2. A little dab will do ya
“Have a little fat with all your meals, especially if you are trying to manage your weight,” says Patton. “Fats can also help you feel full when you add some oil, nuts or avocado to a meal.”
3. Swap and experiment
Simple food swaps can have big health impacts. Try:
- Oil and vinegar-based dressing instead of ranch or Caesar.
- Hummus or avocado instead of mayonnaise.
- Peanut or almond butter on toast instead of butter.
- Nuts, seeds, olives and avocado on your salad instead of bacon, cheese and eggs.
4. Go small … or go home
Fats are calorie-dense. One gram of fat equals 9 calories. Compare that with carbohydrates and protein, which clock in at 4 calories per gram.

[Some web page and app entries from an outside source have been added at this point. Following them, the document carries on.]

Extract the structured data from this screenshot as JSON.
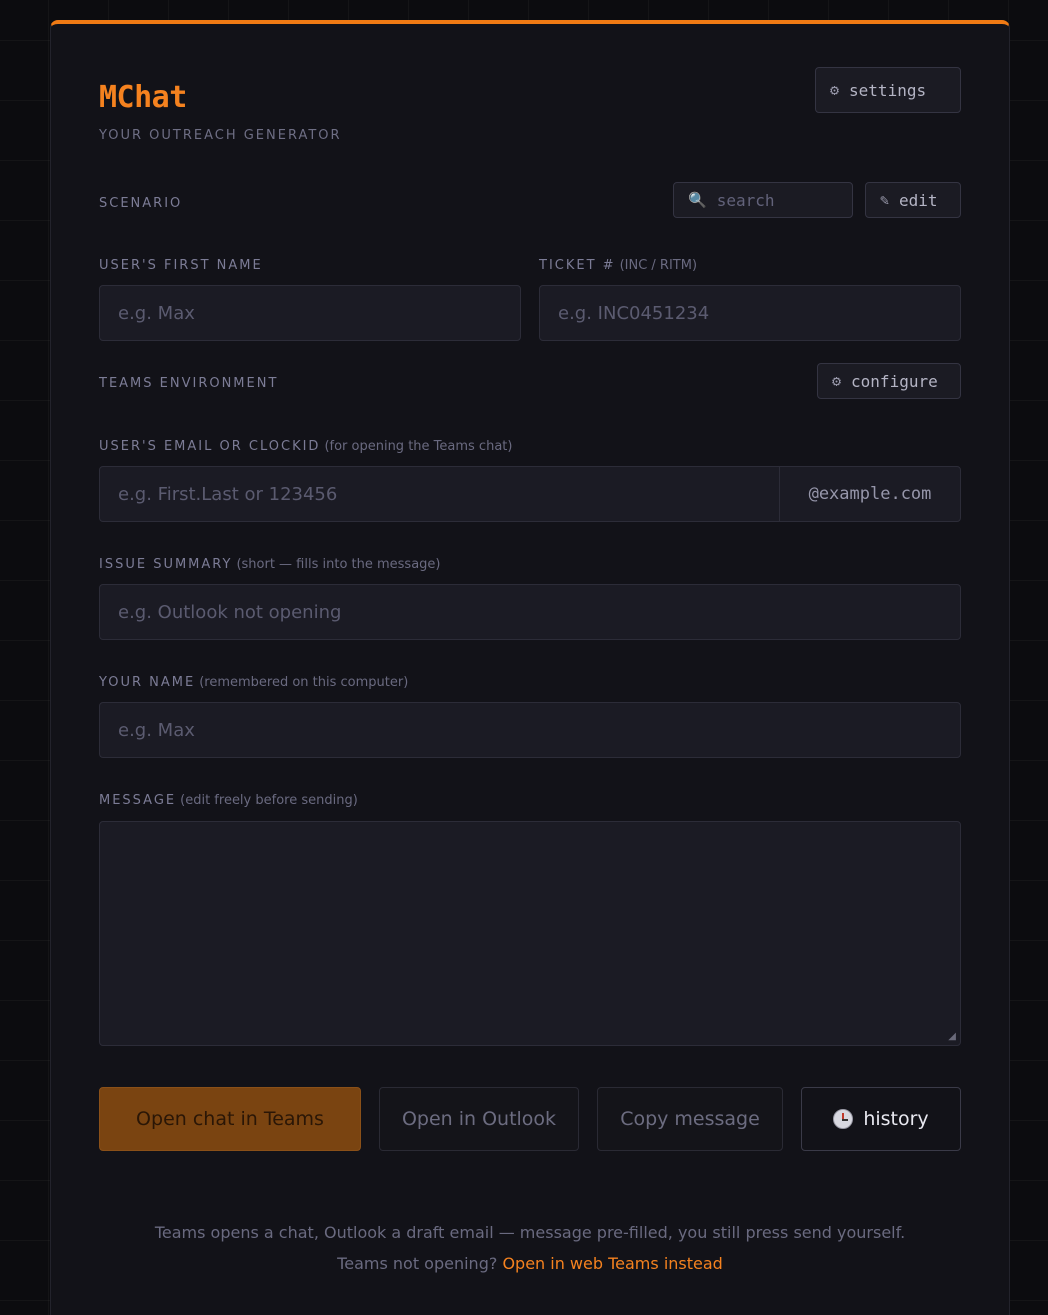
{
  "app": {
    "brand": "MChat",
    "tagline": "YOUR OUTREACH GENERATOR",
    "settings_label": "settings"
  },
  "scenario": {
    "label": "SCENARIO",
    "search_placeholder": "search",
    "edit_label": "edit"
  },
  "first_name": {
    "label": "USER'S FIRST NAME",
    "placeholder": "e.g. Max",
    "value": ""
  },
  "ticket": {
    "label": "TICKET #",
    "hint": "(INC / RITM)",
    "placeholder": "e.g. INC0451234",
    "value": ""
  },
  "teams_env": {
    "label": "TEAMS ENVIRONMENT",
    "configure_label": "configure"
  },
  "email": {
    "label": "USER'S EMAIL OR CLOCKID",
    "hint": "(for opening the Teams chat)",
    "placeholder": "e.g. First.Last or 123456",
    "suffix": "@example.com",
    "value": ""
  },
  "issue": {
    "label": "ISSUE SUMMARY",
    "hint": "(short — fills into the message)",
    "placeholder": "e.g. Outlook not opening",
    "value": ""
  },
  "your_name": {
    "label": "YOUR NAME",
    "hint": "(remembered on this computer)",
    "placeholder": "e.g. Max",
    "value": ""
  },
  "message": {
    "label": "MESSAGE",
    "hint": "(edit freely before sending)",
    "value": ""
  },
  "actions": {
    "teams": "Open chat in Teams",
    "outlook": "Open in Outlook",
    "copy": "Copy message",
    "history": "history"
  },
  "footer": {
    "line1": "Teams opens a chat, Outlook a draft email — message pre-filled, you still press send yourself.",
    "line2_prefix": "Teams not opening?",
    "line2_link": "Open in web Teams instead"
  },
  "colors": {
    "accent": "#f5821f",
    "primary_button": "#7a4411",
    "background": "#0c0c0f",
    "card": "#121218"
  },
  "icons": {
    "settings": "gear-icon",
    "search": "magnifier-icon",
    "edit": "pencil-icon",
    "configure": "gear-icon",
    "history": "clock-icon"
  }
}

“Just 1 teaspoon of oil has about 50 calories, and four walnuts have the same. So eat them in much smaller portions than the carbs or protein you eat,” she suggests. “Even though fats are healthy, if you regularly eat a whole cup of nuts — which is around 800 calories — it can lead to excess weight.”
5. Your olive oil selection matters
“Extra virgin means it comes from the very first pressing of the olives. That translates into a lot of antioxidants and health benefits,” says Patton. “But don’t cook with extra virgin olive oil, because the high heat kills the benefits of those antioxidants. Instead, use extra virgin oil as a salad dressing, dip or drizzle. “
Use olive oils from later pressings (plain olive oil or virgin olive oil) for cooking at low to moderate heat.